» **Work request**
Filter the entries for the string "contains". Copy each line that has it.

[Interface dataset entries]
=====
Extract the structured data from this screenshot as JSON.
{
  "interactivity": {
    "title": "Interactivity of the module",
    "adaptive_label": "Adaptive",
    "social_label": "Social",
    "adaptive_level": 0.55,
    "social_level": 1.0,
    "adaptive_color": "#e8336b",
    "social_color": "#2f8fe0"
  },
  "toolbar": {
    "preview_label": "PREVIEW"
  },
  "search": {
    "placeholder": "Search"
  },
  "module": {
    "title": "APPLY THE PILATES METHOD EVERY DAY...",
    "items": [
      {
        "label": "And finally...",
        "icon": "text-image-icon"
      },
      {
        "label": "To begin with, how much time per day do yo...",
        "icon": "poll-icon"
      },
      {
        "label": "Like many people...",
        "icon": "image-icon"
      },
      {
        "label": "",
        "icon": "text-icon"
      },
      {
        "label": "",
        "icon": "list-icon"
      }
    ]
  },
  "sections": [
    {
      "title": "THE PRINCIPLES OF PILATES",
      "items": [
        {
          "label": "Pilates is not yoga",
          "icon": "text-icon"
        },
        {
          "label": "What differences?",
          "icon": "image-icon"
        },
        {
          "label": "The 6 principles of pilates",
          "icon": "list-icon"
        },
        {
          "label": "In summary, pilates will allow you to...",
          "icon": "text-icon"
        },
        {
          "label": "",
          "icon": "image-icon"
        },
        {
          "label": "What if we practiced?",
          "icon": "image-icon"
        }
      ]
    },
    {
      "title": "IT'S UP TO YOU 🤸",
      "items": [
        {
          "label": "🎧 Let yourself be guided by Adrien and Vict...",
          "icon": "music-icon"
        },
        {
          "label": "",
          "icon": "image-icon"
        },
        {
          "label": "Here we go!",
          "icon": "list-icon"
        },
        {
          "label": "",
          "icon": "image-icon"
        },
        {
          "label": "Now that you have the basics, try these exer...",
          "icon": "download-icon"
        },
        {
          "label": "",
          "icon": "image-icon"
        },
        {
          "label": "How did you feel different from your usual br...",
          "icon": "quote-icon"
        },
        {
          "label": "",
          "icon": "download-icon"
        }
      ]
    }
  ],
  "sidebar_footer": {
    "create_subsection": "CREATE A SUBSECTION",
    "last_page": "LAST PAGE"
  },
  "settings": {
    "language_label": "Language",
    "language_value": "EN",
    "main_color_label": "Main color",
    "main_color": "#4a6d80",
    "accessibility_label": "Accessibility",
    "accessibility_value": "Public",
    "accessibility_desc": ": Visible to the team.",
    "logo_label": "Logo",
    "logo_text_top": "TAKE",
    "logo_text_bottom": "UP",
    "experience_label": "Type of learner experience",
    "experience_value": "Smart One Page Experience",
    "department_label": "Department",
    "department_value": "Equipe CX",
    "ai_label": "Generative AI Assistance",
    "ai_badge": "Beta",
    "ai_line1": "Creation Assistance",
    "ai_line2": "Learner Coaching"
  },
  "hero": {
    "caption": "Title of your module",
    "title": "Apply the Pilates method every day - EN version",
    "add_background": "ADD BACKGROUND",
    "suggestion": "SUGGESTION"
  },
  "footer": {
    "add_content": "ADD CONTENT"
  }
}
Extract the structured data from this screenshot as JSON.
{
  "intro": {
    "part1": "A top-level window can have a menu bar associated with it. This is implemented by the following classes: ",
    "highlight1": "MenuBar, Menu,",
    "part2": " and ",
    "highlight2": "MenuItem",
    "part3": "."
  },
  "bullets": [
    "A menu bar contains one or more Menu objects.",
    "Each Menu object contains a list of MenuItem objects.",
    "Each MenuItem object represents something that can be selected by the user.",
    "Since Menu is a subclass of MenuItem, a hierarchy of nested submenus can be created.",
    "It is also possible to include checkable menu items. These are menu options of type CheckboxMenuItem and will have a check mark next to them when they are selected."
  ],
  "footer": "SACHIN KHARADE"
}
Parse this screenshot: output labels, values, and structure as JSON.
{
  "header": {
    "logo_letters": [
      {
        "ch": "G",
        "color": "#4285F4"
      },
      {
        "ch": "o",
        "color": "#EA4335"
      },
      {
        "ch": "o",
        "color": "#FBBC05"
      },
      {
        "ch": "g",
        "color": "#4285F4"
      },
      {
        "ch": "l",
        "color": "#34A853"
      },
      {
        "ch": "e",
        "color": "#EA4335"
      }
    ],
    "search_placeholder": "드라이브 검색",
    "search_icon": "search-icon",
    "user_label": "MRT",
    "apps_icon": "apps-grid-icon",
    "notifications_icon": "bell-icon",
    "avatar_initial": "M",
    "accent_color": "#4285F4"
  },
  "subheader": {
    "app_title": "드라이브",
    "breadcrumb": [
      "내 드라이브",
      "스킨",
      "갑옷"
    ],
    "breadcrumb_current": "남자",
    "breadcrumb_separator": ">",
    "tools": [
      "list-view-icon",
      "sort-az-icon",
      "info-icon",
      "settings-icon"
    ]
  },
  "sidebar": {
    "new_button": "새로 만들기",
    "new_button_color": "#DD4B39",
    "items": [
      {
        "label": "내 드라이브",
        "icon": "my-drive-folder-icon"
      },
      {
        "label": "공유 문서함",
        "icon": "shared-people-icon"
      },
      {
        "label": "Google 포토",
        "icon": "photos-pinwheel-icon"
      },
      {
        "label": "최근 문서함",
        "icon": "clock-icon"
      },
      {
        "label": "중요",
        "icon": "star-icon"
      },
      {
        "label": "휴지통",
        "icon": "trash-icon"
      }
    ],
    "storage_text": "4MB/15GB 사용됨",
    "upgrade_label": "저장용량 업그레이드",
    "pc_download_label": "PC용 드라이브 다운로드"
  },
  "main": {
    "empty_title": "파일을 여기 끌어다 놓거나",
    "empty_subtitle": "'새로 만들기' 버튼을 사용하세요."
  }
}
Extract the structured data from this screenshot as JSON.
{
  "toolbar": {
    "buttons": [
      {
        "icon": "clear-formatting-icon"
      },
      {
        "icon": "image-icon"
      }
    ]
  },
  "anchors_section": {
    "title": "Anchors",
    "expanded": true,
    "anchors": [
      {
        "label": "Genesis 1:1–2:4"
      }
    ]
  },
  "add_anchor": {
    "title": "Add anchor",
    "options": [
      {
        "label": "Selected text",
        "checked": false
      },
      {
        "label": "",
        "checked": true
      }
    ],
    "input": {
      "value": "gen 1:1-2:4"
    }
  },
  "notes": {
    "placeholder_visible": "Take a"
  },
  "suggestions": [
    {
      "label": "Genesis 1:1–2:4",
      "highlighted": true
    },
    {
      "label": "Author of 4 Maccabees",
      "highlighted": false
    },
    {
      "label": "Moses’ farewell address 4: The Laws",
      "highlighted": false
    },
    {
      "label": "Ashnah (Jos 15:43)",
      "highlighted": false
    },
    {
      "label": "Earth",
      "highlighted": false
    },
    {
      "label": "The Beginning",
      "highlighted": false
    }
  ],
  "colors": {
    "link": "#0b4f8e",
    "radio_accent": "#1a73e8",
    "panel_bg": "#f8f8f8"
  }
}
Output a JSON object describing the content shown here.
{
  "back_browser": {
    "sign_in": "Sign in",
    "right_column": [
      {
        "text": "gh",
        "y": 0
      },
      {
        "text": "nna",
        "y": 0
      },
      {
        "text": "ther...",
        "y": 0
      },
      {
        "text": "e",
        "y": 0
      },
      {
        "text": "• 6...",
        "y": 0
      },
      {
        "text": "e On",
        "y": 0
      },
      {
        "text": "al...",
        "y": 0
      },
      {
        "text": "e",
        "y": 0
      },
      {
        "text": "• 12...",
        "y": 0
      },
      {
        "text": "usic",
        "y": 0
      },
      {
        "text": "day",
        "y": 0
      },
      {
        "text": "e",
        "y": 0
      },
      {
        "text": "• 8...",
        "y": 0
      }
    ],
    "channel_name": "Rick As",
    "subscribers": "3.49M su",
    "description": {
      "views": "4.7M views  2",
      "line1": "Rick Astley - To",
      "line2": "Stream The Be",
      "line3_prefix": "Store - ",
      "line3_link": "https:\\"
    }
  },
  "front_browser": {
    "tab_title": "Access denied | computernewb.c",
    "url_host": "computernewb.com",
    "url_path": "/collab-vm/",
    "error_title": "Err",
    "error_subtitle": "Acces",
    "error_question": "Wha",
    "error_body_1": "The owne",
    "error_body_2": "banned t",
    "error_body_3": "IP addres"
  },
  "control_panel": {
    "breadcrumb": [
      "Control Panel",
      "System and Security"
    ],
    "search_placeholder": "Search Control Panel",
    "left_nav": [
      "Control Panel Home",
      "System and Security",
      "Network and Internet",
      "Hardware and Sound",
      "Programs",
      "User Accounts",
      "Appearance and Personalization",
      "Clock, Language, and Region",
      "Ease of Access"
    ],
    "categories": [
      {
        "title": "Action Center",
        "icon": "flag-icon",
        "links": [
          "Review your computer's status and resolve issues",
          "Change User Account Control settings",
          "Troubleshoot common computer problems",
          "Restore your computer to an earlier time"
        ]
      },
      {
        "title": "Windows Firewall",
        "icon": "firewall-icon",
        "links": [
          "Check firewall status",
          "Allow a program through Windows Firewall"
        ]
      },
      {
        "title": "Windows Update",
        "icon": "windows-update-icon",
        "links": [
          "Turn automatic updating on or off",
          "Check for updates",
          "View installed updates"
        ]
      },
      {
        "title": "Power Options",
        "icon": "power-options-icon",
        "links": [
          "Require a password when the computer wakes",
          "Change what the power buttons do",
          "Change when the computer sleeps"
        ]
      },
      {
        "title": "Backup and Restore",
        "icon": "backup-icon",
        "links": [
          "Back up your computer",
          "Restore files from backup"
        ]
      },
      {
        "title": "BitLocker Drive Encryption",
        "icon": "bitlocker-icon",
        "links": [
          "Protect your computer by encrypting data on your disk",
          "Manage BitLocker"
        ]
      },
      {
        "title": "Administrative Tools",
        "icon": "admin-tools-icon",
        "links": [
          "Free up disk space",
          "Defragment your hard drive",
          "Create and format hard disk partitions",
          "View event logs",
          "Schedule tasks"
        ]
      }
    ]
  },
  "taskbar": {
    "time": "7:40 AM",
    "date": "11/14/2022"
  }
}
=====
» **Output of the exercise**
    "A menu bar contains one or more Menu objects.",
    "Each Menu object contains a list of MenuItem objects.",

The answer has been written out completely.